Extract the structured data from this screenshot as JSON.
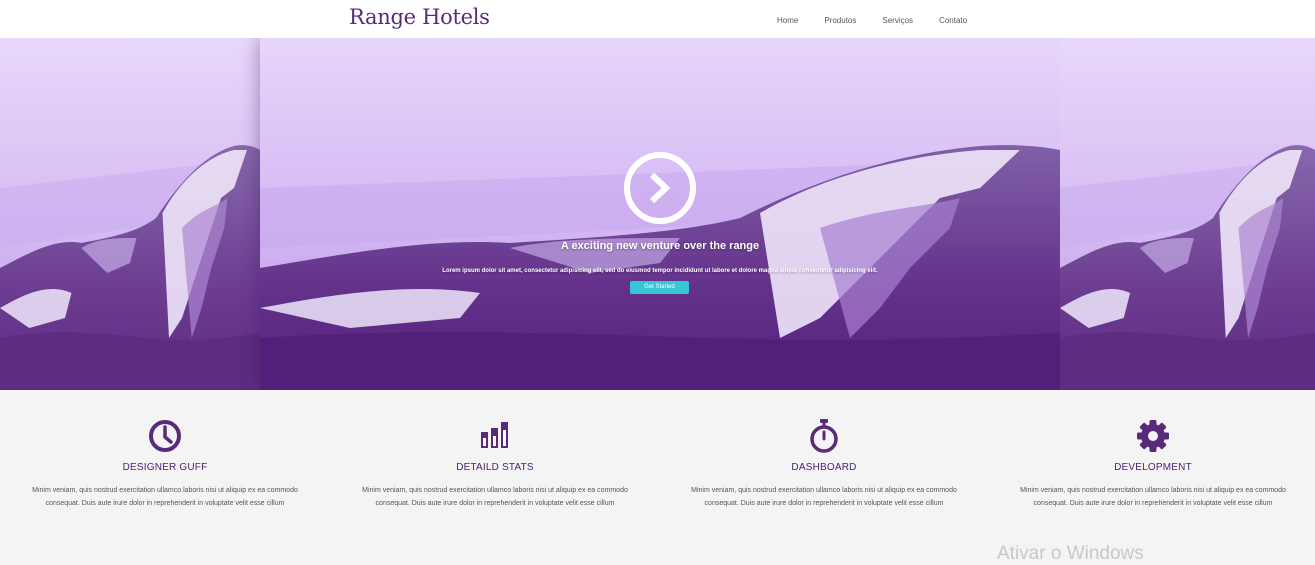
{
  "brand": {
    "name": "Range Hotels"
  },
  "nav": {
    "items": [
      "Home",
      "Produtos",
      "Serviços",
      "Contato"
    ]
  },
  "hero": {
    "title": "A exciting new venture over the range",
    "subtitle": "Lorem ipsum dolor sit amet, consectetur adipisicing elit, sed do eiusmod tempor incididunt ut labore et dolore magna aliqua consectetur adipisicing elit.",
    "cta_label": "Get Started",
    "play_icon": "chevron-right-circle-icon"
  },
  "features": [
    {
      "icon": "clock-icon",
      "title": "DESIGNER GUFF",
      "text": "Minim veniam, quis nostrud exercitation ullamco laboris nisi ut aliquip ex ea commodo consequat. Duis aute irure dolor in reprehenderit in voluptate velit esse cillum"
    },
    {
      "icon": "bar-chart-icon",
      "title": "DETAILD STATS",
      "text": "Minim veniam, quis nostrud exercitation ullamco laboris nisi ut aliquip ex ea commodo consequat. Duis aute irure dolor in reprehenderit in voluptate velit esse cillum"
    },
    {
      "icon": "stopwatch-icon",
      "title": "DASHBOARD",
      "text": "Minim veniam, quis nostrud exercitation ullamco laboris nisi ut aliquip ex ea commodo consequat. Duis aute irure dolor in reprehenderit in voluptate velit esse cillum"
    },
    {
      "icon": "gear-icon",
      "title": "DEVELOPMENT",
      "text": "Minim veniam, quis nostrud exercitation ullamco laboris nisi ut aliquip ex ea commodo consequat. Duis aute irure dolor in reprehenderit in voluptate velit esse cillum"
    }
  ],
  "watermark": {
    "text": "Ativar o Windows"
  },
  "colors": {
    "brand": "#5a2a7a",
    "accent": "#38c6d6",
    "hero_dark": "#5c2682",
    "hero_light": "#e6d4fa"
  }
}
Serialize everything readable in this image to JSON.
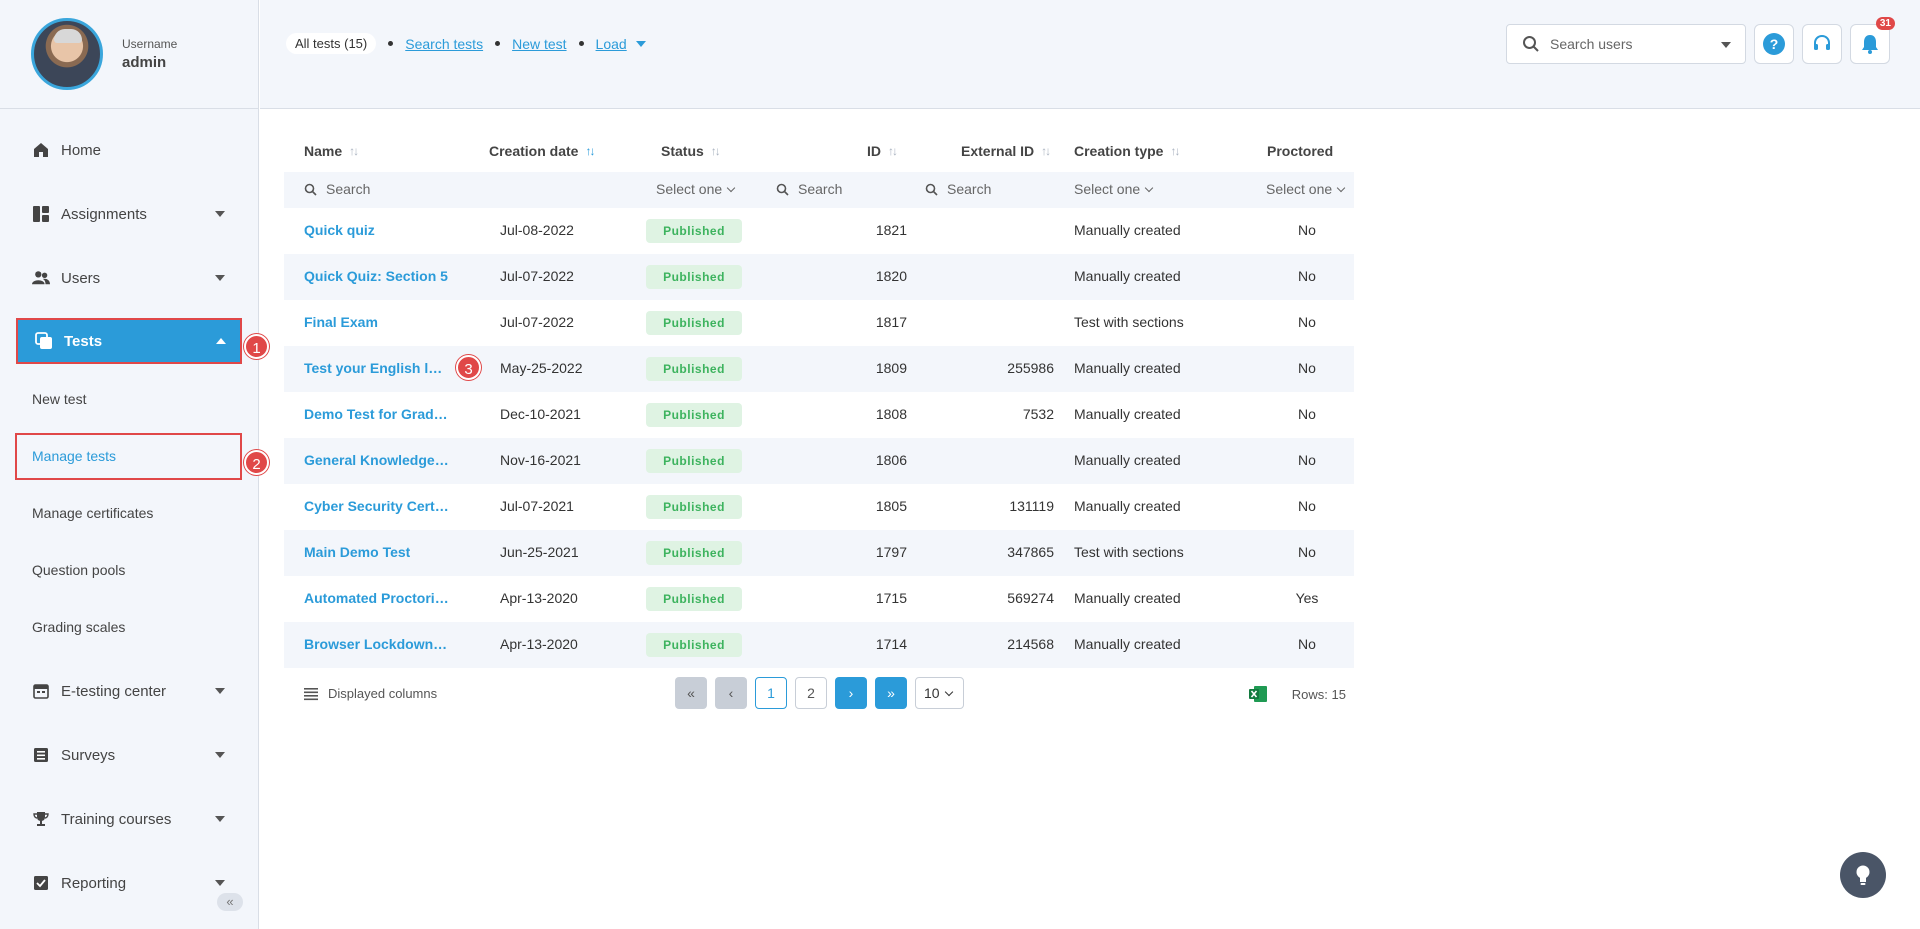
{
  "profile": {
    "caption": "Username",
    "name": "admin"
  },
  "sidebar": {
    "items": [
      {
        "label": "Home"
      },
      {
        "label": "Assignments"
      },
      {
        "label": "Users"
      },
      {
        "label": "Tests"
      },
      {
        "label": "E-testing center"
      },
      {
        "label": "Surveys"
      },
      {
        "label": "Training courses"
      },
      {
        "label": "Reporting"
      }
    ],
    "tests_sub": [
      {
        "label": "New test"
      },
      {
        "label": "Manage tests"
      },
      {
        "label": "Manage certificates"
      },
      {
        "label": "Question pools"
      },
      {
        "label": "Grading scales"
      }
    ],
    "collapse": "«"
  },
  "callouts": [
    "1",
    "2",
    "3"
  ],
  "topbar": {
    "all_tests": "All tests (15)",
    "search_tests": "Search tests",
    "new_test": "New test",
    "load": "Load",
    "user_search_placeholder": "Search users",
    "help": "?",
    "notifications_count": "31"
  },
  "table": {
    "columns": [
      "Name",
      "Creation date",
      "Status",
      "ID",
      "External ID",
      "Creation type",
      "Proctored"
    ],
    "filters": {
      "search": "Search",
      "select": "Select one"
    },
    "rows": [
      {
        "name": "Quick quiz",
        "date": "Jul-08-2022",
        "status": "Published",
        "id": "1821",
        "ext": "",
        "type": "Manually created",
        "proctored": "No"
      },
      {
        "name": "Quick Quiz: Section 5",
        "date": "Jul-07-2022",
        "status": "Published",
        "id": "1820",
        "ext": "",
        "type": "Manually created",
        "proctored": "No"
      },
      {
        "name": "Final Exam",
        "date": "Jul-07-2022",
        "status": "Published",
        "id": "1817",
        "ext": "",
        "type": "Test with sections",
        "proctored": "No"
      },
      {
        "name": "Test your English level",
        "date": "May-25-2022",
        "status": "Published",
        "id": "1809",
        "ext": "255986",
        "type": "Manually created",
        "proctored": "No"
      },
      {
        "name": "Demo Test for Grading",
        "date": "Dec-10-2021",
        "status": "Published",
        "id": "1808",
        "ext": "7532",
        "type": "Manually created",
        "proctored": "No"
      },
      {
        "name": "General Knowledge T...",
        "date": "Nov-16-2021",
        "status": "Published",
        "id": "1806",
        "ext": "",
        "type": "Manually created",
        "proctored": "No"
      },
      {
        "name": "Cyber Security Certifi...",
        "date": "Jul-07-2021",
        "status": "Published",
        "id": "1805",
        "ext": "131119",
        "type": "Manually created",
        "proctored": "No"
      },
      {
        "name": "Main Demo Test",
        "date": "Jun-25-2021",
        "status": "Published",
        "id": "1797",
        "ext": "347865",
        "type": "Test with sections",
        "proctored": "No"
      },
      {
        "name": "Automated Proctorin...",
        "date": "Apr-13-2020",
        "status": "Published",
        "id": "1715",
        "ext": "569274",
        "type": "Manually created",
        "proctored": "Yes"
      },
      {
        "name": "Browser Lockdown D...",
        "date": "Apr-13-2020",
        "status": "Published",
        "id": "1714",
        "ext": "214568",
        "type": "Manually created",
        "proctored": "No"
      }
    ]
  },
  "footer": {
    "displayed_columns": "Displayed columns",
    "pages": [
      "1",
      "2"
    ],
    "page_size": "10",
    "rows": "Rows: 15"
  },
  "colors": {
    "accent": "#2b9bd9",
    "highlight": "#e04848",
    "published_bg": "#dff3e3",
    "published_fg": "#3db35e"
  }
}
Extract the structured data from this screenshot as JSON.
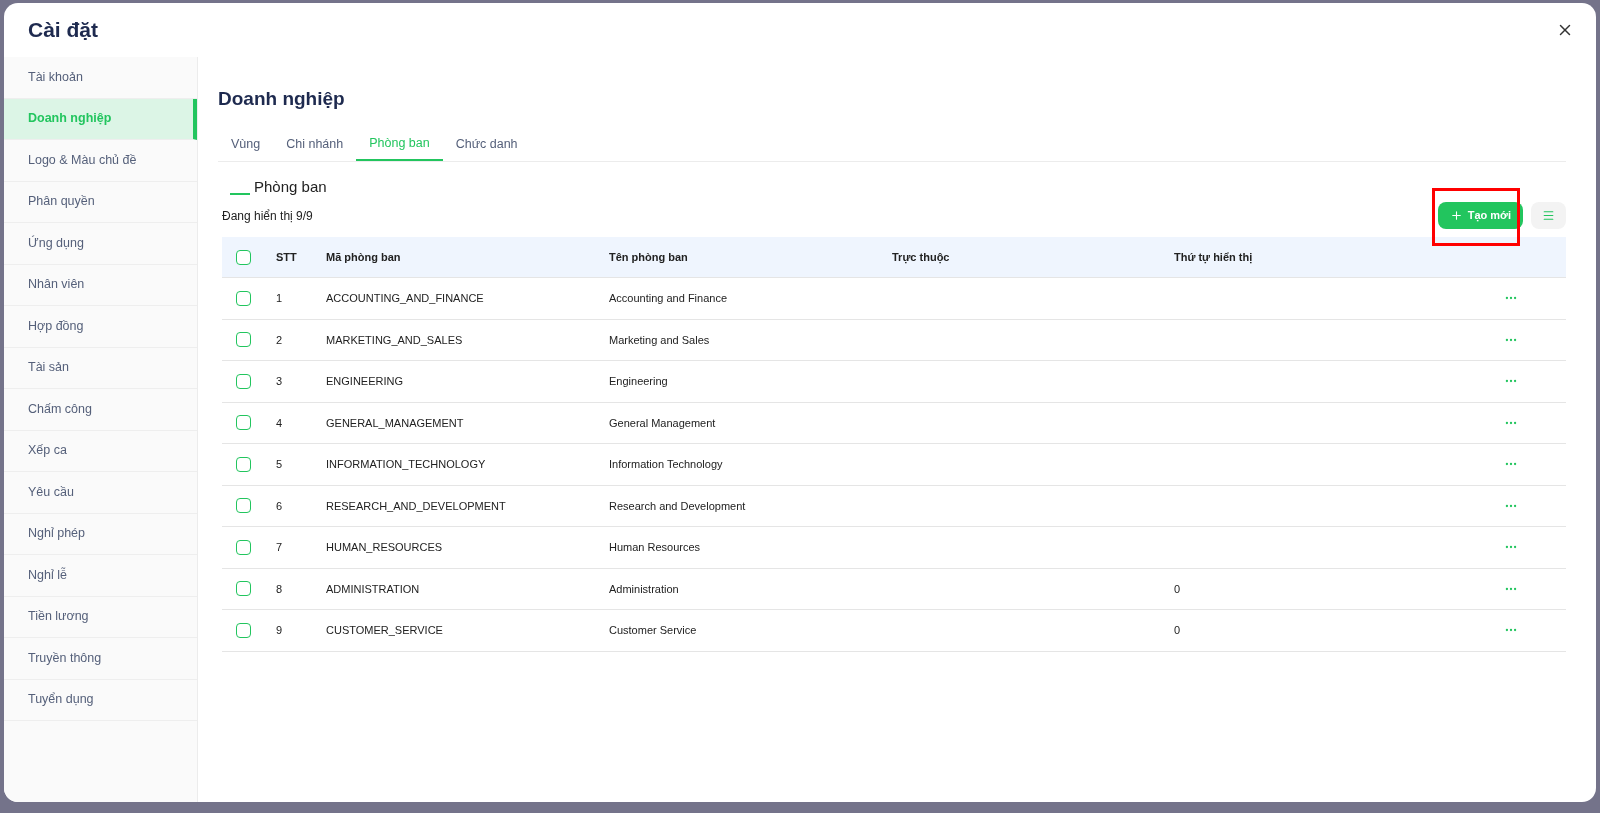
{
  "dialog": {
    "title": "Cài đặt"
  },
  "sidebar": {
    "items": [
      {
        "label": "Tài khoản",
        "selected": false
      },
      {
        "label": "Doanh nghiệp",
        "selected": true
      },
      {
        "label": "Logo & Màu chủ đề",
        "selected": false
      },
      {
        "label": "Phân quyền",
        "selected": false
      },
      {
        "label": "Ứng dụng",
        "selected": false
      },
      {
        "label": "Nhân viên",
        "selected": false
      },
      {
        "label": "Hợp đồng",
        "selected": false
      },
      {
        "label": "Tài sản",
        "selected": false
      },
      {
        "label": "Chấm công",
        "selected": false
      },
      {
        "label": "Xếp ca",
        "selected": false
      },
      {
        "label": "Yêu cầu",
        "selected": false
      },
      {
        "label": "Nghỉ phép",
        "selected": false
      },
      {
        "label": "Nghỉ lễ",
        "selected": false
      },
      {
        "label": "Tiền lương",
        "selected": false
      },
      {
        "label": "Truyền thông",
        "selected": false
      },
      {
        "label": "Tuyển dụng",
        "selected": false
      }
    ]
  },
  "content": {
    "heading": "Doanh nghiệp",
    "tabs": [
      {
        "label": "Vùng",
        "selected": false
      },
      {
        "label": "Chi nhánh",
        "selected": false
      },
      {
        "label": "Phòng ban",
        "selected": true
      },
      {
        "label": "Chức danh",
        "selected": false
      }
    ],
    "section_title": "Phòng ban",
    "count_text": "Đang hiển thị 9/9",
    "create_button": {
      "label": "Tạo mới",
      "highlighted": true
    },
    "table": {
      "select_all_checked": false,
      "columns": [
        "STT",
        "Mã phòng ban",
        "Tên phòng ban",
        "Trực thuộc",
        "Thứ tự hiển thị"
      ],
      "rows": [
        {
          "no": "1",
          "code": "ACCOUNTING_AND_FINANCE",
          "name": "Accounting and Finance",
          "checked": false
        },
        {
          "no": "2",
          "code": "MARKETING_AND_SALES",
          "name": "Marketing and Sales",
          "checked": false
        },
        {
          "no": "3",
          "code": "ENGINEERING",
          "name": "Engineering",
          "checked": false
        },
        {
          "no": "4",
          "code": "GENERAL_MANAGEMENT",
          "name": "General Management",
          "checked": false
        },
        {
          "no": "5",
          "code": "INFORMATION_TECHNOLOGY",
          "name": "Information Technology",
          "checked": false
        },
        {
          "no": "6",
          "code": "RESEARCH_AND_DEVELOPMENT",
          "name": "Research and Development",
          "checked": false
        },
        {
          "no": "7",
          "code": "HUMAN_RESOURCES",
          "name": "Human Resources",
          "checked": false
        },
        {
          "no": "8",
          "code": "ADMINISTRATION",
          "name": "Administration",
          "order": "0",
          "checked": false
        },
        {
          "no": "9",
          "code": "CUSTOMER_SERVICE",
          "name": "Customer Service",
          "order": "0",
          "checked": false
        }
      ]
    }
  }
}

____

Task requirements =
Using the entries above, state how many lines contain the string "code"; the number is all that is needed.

Response area =
9